Comment

Your savings are under attack and Barclays couldn't care less

We need to be more active, no one should accept £1 in every £10,000

Britain’s household wealth is now being eroded at the fastest rate in half a century. Interest rates are rising relentlessly and near double-digit inflation is tearing chunks out of our spending power. At the same time, wages and the state pension have fallen in real terms.

But while our taxes and bills are soaring, savings rates are not budging. Some of the country’s largest high street banks still pay 0.01pc – a pointless £1 a year on £10,000 of savings.

Many savers will shrug their shoulders at such pitiful returns, but with inflation tipped to hit 11pc this year, their money is no longer safe. The big banks have been entrusted with more than £650bn of our money in easy-access accounts. With rising inflation, this vast amount will be reduced in purchasing power by around £70bn this year.

The Bank of England has now increased its Bank Rate five times since December – from 0.1pc to 1.25pc. In response, banks have jumped at the chance to raise mortgage rates, with HSBC increasing its fixed-rate deals by 0.5pc last week; twice the Bank Rate rise.

Research from consumer group Which? this week revealed that over the past five years, banks have been twice as likely to cut savings accounts when the Bank Rate fell than raise rates when it rose. But why is it that banks are able to quickly jack up mortgage costs and snub savers at the same time?

The answer, of course, is that our apathy means they can afford to. Barclays is perhaps the worst offender with its Everyday Saver easy-access account paying the bare minimum of 0.01pc. The message is clear: your savings aren’t worth paying for.

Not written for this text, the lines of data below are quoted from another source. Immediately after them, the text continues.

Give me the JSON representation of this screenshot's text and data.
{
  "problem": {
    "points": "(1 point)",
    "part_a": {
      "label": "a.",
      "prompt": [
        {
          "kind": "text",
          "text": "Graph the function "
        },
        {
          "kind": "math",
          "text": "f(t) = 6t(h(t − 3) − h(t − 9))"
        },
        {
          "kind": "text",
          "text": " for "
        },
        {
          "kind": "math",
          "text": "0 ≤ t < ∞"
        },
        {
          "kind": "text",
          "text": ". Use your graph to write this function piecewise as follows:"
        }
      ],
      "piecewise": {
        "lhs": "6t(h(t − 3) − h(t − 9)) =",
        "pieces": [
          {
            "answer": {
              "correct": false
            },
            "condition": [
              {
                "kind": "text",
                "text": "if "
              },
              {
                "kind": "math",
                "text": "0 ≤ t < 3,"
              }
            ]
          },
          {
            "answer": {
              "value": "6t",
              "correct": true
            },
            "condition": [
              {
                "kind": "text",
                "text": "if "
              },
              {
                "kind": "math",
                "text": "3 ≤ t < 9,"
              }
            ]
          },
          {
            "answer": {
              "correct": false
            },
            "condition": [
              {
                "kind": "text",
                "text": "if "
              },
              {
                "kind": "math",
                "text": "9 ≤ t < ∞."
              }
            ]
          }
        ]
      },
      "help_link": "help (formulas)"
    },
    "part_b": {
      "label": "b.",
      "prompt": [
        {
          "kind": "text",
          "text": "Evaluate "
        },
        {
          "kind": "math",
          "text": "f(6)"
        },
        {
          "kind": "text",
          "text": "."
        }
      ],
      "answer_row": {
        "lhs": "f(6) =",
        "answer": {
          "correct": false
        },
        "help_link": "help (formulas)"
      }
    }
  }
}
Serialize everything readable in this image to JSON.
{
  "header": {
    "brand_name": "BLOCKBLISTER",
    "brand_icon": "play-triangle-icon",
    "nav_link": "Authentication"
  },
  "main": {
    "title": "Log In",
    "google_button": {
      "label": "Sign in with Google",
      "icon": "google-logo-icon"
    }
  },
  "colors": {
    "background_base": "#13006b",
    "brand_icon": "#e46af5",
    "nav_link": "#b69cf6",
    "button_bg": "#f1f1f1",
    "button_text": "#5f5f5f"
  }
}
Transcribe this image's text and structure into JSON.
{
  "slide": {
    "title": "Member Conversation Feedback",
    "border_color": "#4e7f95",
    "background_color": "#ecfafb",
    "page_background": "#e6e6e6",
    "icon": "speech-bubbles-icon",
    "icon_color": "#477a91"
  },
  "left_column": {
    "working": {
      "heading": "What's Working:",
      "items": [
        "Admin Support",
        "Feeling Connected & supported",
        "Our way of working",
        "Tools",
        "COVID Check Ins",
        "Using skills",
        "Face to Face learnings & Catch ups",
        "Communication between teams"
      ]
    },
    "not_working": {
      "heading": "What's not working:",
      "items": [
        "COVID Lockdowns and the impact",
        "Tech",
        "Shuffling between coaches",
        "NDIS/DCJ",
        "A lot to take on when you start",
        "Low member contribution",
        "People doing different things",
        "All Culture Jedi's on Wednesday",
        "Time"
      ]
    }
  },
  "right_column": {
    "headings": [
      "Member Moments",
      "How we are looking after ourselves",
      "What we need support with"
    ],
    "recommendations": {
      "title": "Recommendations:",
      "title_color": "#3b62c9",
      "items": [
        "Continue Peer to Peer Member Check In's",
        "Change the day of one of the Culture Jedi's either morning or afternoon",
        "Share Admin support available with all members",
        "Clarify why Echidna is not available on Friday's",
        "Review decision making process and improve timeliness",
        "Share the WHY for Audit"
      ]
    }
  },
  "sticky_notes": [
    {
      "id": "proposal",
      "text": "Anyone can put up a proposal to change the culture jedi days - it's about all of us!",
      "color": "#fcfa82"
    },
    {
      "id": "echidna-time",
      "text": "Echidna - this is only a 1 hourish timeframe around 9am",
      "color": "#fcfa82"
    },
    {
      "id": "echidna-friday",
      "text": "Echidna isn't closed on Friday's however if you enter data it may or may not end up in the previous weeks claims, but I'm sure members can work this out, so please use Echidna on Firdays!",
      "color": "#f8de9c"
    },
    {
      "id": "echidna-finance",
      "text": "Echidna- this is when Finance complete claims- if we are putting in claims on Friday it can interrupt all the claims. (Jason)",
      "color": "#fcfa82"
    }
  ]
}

Banks aren’t obliged to raise savings rates in line with the Bank Rate, and why would they if they can get away with short-changing savers while increasing their profit margins? They don’t have any social responsibility, only loyalty to shareholders. The deals with higher rates usually turn out to be gimmicks. The only thing that would force them to raise rates is some real competition in the market.

The Financial Conduct Authority, the City watchdog, floated the idea of forcing banks to set a minimum savings rate that customers could easily compare. Yet after years of consultation the plan was dropped when rates fell to a record low during the pandemic. What was the point in empowering savers to shop around when rates just weren’t worth bothering with? Banks have long profited from inertia. Standard variable rate mortgage deals make sense for very few homeowners, but nearly two million of us are on them, paying an average of 4.9pc.

The lack of healthy competition in the market has now left savers painfully exposed. While the banks treat savers with contempt, saving is in danger of becoming a worthless endeavour. A savings habit is crucial to foster independence and prosperity, but in Britain, households now save around 6pc of their income. In China, the savings ratio is more than 30pc.

The nation’s savers need a helping hand out of this rut. Until that happens, banks will happily continue to profit from our indifference.